Like very many recent examples, an ancient structure has been uncovered during modern building works. The site in question here pertains to the Banbury Road in Warwick, England, where a construction is undergoing for a school, as a part of Project One Campus. Quite fortuitously, the Warwickshire County Council’s team of archaeologists came across evidence of a previously unknown Roman villa in the vicinity, after they were contacted by the project authorities. And after excavation, the area revealed an aisled structure which has been compared to the size of a medieval church, thus making it the largest ancient building identified in the region.
According to Stuart Palmer, Warwickshire’s Principal Archaeologist –
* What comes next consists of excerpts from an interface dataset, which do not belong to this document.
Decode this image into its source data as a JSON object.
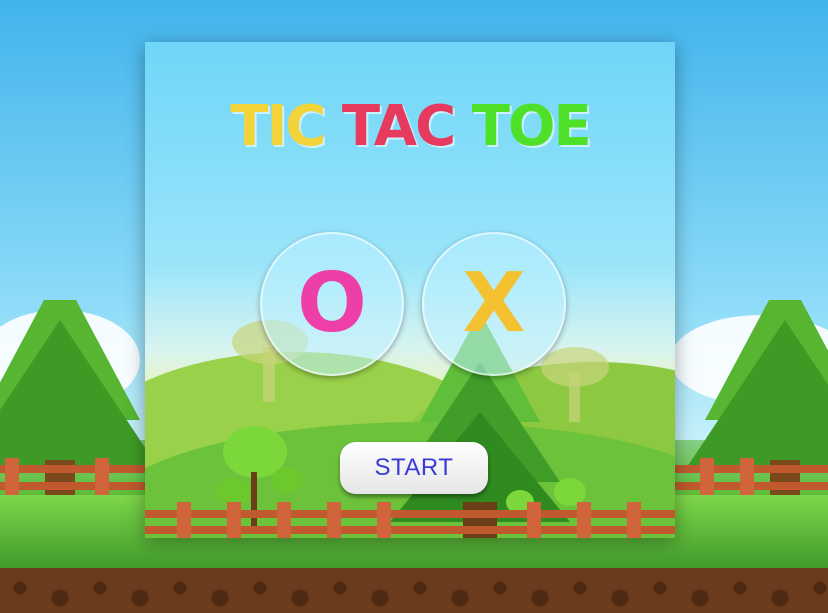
{
  "title": {
    "words": [
      {
        "text": "TIC",
        "color": "#f2d33a"
      },
      {
        "text": "TAC",
        "color": "#e63b5e"
      },
      {
        "text": "TOE",
        "color": "#4fe02a"
      }
    ]
  },
  "choices": {
    "o": {
      "label": "O",
      "color": "#ee3fa8"
    },
    "x": {
      "label": "X",
      "color": "#f4c230"
    }
  },
  "start": {
    "label": "START",
    "color": "#3a3ad8"
  }
}
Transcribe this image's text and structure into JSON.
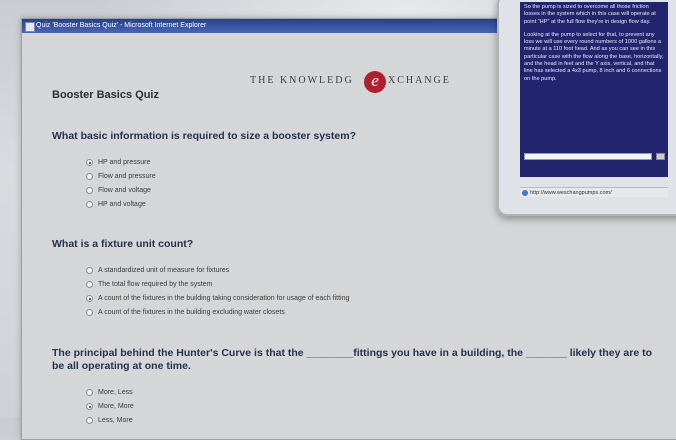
{
  "window": {
    "title": "Quiz 'Booster Basics Quiz' - Microsoft Internet Explorer"
  },
  "logo": {
    "text_left": "THE KNOWLEDG",
    "letter": "e",
    "text_right": "XCHANGE"
  },
  "quiz": {
    "title": "Booster Basics Quiz",
    "questions": [
      {
        "text": "What basic information is required to size a booster system?",
        "options": [
          {
            "label": "HP and pressure",
            "selected": true
          },
          {
            "label": "Flow and pressure",
            "selected": false
          },
          {
            "label": "Flow and voltage",
            "selected": false
          },
          {
            "label": "HP and voltage",
            "selected": false
          }
        ]
      },
      {
        "text": "What is a fixture unit count?",
        "options": [
          {
            "label": "A standardized unit of measure for fixtures",
            "selected": false
          },
          {
            "label": "The total flow required by the system",
            "selected": false
          },
          {
            "label": "A count of the fixtures in the building taking consideration for usage of each fitting",
            "selected": true
          },
          {
            "label": "A count of the fixtures in the building excluding water closets",
            "selected": false
          }
        ]
      },
      {
        "text": "The principal behind the Hunter's Curve is that the ________fittings you have in a building, the _______ likely they are to be all operating at one time.",
        "options": [
          {
            "label": "More, Less",
            "selected": false
          },
          {
            "label": "More, More",
            "selected": true
          },
          {
            "label": "Less, More",
            "selected": false
          }
        ]
      }
    ]
  },
  "popup": {
    "paragraph1": "So the pump is sized to overcome all those friction losses in the system which in this case will operate at point \"HP\" at the full flow they're in design flow day.",
    "paragraph2": "Looking at the pump to select for that, to prevent any loss we will use every round numbers of 1000 gallons a minute at a 110 foot head. And as you can see in this particular case with the flow along the base, horizontally, and the head in feet and the Y axis, vertical, and that line has selected a 4x3 pump, 8 inch and 6 connections on the pump.",
    "status_url": "http://www.weschangpumps.com/"
  }
}
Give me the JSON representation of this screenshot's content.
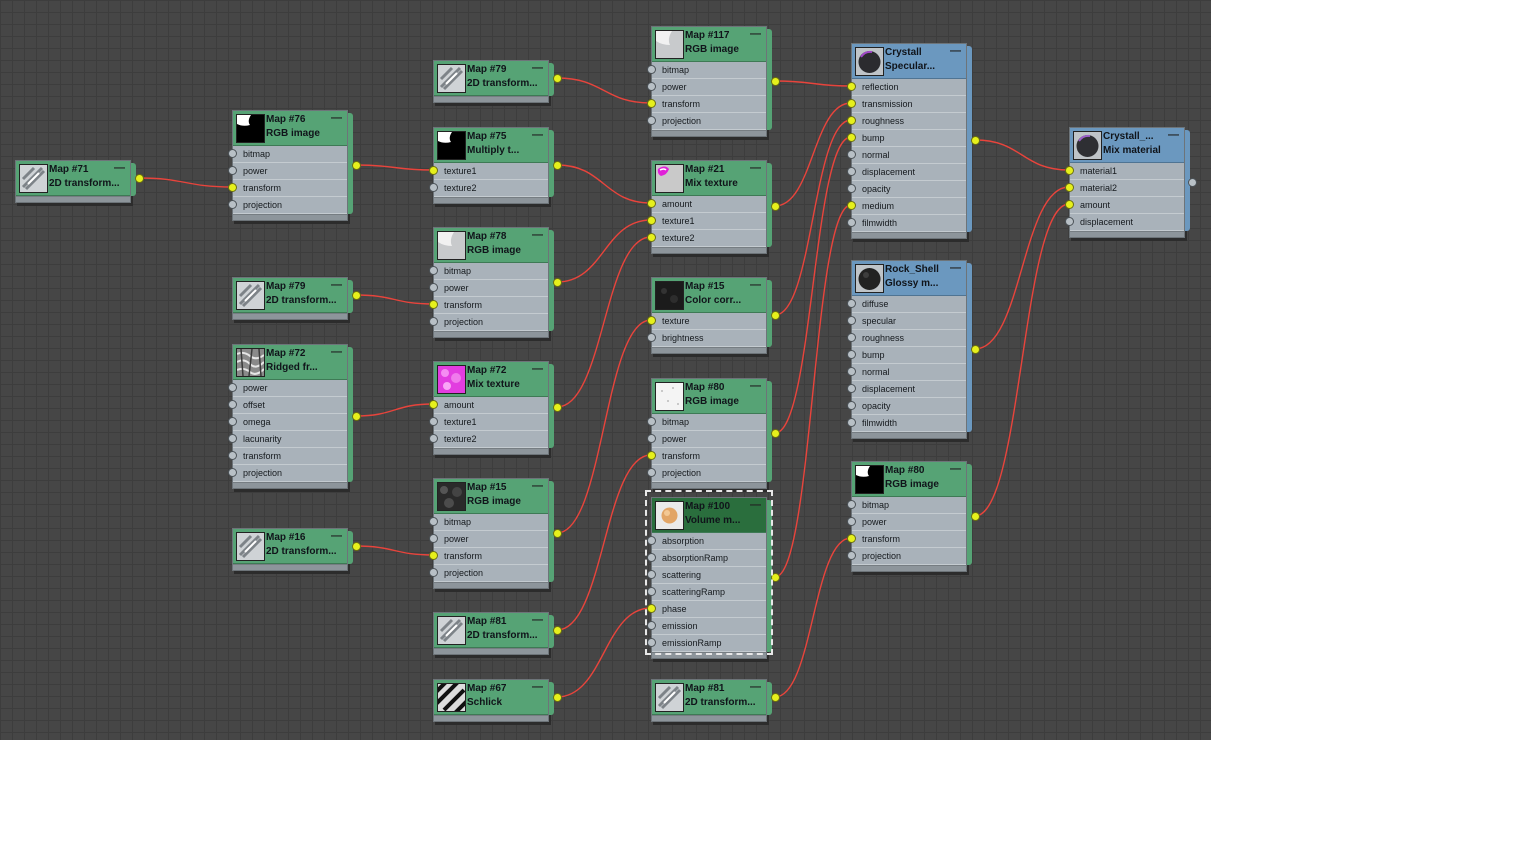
{
  "nodes": [
    {
      "id": "n71",
      "title": "Map #71",
      "subtitle": "2D transform...",
      "thumb": "transform",
      "icon": "transform-thumbnail-icon"
    },
    {
      "id": "n76",
      "title": "Map #76",
      "subtitle": "RGB image",
      "thumb": "black",
      "icon": "rgb-image-thumbnail-icon",
      "ports": [
        {
          "label": "bitmap",
          "on": false
        },
        {
          "label": "power",
          "on": false
        },
        {
          "label": "transform",
          "on": true
        },
        {
          "label": "projection",
          "on": false
        }
      ]
    },
    {
      "id": "n79a",
      "title": "Map #79",
      "subtitle": "2D transform...",
      "thumb": "transform",
      "icon": "transform-thumbnail-icon"
    },
    {
      "id": "n75",
      "title": "Map #75",
      "subtitle": "Multiply  t...",
      "thumb": "black",
      "icon": "multiply-texture-thumbnail-icon",
      "ports": [
        {
          "label": "texture1",
          "on": true
        },
        {
          "label": "texture2",
          "on": false
        }
      ]
    },
    {
      "id": "n117",
      "title": "Map #117",
      "subtitle": "RGB image",
      "thumb": "light",
      "icon": "rgb-image-thumbnail-icon",
      "ports": [
        {
          "label": "bitmap",
          "on": false
        },
        {
          "label": "power",
          "on": false
        },
        {
          "label": "transform",
          "on": true
        },
        {
          "label": "projection",
          "on": false
        }
      ]
    },
    {
      "id": "n21",
      "title": "Map #21",
      "subtitle": "Mix texture",
      "thumb": "magentablob",
      "icon": "mix-texture-thumbnail-icon",
      "ports": [
        {
          "label": "amount",
          "on": true
        },
        {
          "label": "texture1",
          "on": true
        },
        {
          "label": "texture2",
          "on": true
        }
      ]
    },
    {
      "id": "n78",
      "title": "Map #78",
      "subtitle": "RGB image",
      "thumb": "light",
      "icon": "rgb-image-thumbnail-icon",
      "ports": [
        {
          "label": "bitmap",
          "on": false
        },
        {
          "label": "power",
          "on": false
        },
        {
          "label": "transform",
          "on": true
        },
        {
          "label": "projection",
          "on": false
        }
      ]
    },
    {
      "id": "n79b",
      "title": "Map #79",
      "subtitle": "2D transform...",
      "thumb": "transform",
      "icon": "transform-thumbnail-icon"
    },
    {
      "id": "n15a",
      "title": "Map #15",
      "subtitle": "Color  corr...",
      "thumb": "dark",
      "icon": "color-correction-thumbnail-icon",
      "ports": [
        {
          "label": "texture",
          "on": true
        },
        {
          "label": "brightness",
          "on": false
        }
      ]
    },
    {
      "id": "n72a",
      "title": "Map #72",
      "subtitle": "Ridged fr...",
      "thumb": "noise",
      "icon": "ridged-fractal-thumbnail-icon",
      "ports": [
        {
          "label": "power",
          "on": false
        },
        {
          "label": "offset",
          "on": false
        },
        {
          "label": "omega",
          "on": false
        },
        {
          "label": "lacunarity",
          "on": false
        },
        {
          "label": "transform",
          "on": false
        },
        {
          "label": "projection",
          "on": false
        }
      ]
    },
    {
      "id": "n72b",
      "title": "Map #72",
      "subtitle": "Mix texture",
      "thumb": "magenta",
      "icon": "mix-texture-thumbnail-icon",
      "ports": [
        {
          "label": "amount",
          "on": true
        },
        {
          "label": "texture1",
          "on": false
        },
        {
          "label": "texture2",
          "on": false
        }
      ]
    },
    {
      "id": "n80a",
      "title": "Map #80",
      "subtitle": "RGB image",
      "thumb": "white",
      "icon": "rgb-image-thumbnail-icon",
      "ports": [
        {
          "label": "bitmap",
          "on": false
        },
        {
          "label": "power",
          "on": false
        },
        {
          "label": "transform",
          "on": true
        },
        {
          "label": "projection",
          "on": false
        }
      ]
    },
    {
      "id": "n15b",
      "title": "Map #15",
      "subtitle": "RGB image",
      "thumb": "darknoise",
      "icon": "rgb-image-thumbnail-icon",
      "ports": [
        {
          "label": "bitmap",
          "on": false
        },
        {
          "label": "power",
          "on": false
        },
        {
          "label": "transform",
          "on": true
        },
        {
          "label": "projection",
          "on": false
        }
      ]
    },
    {
      "id": "n16",
      "title": "Map #16",
      "subtitle": "2D transform...",
      "thumb": "transform",
      "icon": "transform-thumbnail-icon"
    },
    {
      "id": "n100",
      "title": "Map #100",
      "subtitle": "Volume  m...",
      "thumb": "orange",
      "icon": "volume-material-thumbnail-icon",
      "ports": [
        {
          "label": "absorption",
          "on": false
        },
        {
          "label": "absorptionRamp",
          "on": false
        },
        {
          "label": "scattering",
          "on": false
        },
        {
          "label": "scatteringRamp",
          "on": false
        },
        {
          "label": "phase",
          "on": true
        },
        {
          "label": "emission",
          "on": false
        },
        {
          "label": "emissionRamp",
          "on": false
        }
      ]
    },
    {
      "id": "n81a",
      "title": "Map #81",
      "subtitle": "2D transform...",
      "thumb": "transform",
      "icon": "transform-thumbnail-icon"
    },
    {
      "id": "n67",
      "title": "Map #67",
      "subtitle": "Schlick",
      "thumb": "stripes",
      "icon": "schlick-thumbnail-icon"
    },
    {
      "id": "n81b",
      "title": "Map #81",
      "subtitle": "2D transform...",
      "thumb": "transform",
      "icon": "transform-thumbnail-icon"
    },
    {
      "id": "crys",
      "title": "Crystall",
      "subtitle": "Specular...",
      "thumb": "sphere",
      "icon": "specular-material-thumbnail-icon",
      "ports": [
        {
          "label": "reflection",
          "on": true
        },
        {
          "label": "transmission",
          "on": true
        },
        {
          "label": "roughness",
          "on": true
        },
        {
          "label": "bump",
          "on": true
        },
        {
          "label": "normal",
          "on": false
        },
        {
          "label": "displacement",
          "on": false
        },
        {
          "label": "opacity",
          "on": false
        },
        {
          "label": "medium",
          "on": true
        },
        {
          "label": "filmwidth",
          "on": false
        }
      ]
    },
    {
      "id": "rock",
      "title": "Rock_Shell",
      "subtitle": "Glossy  m...",
      "thumb": "darksphere",
      "icon": "glossy-material-thumbnail-icon",
      "ports": [
        {
          "label": "diffuse",
          "on": false
        },
        {
          "label": "specular",
          "on": false
        },
        {
          "label": "roughness",
          "on": false
        },
        {
          "label": "bump",
          "on": false
        },
        {
          "label": "normal",
          "on": false
        },
        {
          "label": "displacement",
          "on": false
        },
        {
          "label": "opacity",
          "on": false
        },
        {
          "label": "filmwidth",
          "on": false
        }
      ]
    },
    {
      "id": "n80b",
      "title": "Map #80",
      "subtitle": "RGB image",
      "thumb": "redblack",
      "icon": "rgb-image-thumbnail-icon",
      "ports": [
        {
          "label": "bitmap",
          "on": false
        },
        {
          "label": "power",
          "on": false
        },
        {
          "label": "transform",
          "on": true
        },
        {
          "label": "projection",
          "on": false
        }
      ]
    },
    {
      "id": "mix",
      "title": "Crystall_...",
      "subtitle": "Mix material",
      "thumb": "sphere2",
      "icon": "mix-material-thumbnail-icon",
      "ports": [
        {
          "label": "material1",
          "on": true
        },
        {
          "label": "material2",
          "on": true
        },
        {
          "label": "amount",
          "on": true
        },
        {
          "label": "displacement",
          "on": false
        }
      ]
    }
  ],
  "minimize_glyph": "—",
  "colors": {
    "canvas": "#464646",
    "map_header": "#56a375",
    "material_header": "#6b98bf",
    "selected_header": "#2a6e3d",
    "wire": "#e8443c",
    "socket_on": "#e6f01c",
    "socket_off": "#b8c0c6",
    "node_body": "#a9b2ba"
  }
}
The building probably forms a component of a large villa estate, which must have spread along the banks of the Avon and been connected to the Roman road system. Early indications suggest it developed in the 2nd Century AD and probably went out of use in the 4th Century. This new discovery will put Roman Warwick firmly on the map.
The villa in itself was built of locally quarried sandstone, and measures around 28 m x 14.5 m (or 92 ft x 48 ft or 4,376 sq ft). Interestingly enough, the archaeologists also located ovens for drying corn (a blanket term for cereal crops) that were found both inside and outside the structure. This essentially indicates a setup of an agricultural estate, though the structure in itself was also segmented into different domestic spatial zones.
Caroline Rann, the head of the excavation (started from last year’s winter), said –
Very rarely do archaeologists discover a new villa, and this fantastic building could never have been predicted. Thanks to the Warwick Independent Schools Foundation and their construction team, Speller Metcalfe, who have gone out of their way to assist us, we can now start to build a better picture of Roman Warwick.
Simon Jones, Secretary for Warwick Independent Schools Foundation, added –
This is an exciting find and an invaluable experience for the schools, with pupils and staff having had opportunities to see the excavations at first hand. The County Archaeologist’s team have been only too happy to share their enthusiasm and worked with us to ensure the find has not had an undue impact on POC (Project One Campus) progress. The find will become part of the history of the new school building and of the Foundation as a whole and will, we hope, inspire budding archaeologists for generations to come.
And lastly, the good news for history enthusiasts is that the remnants of the Roman villa will be preserved even after the completion of the new school campus. In fact, the historians and the related authorities are planning to incorporate the ancient 1,900-year old structure into the future curriculum scope through exhibitions and educational tours.
Source/Images Credit: Warwickshire City Council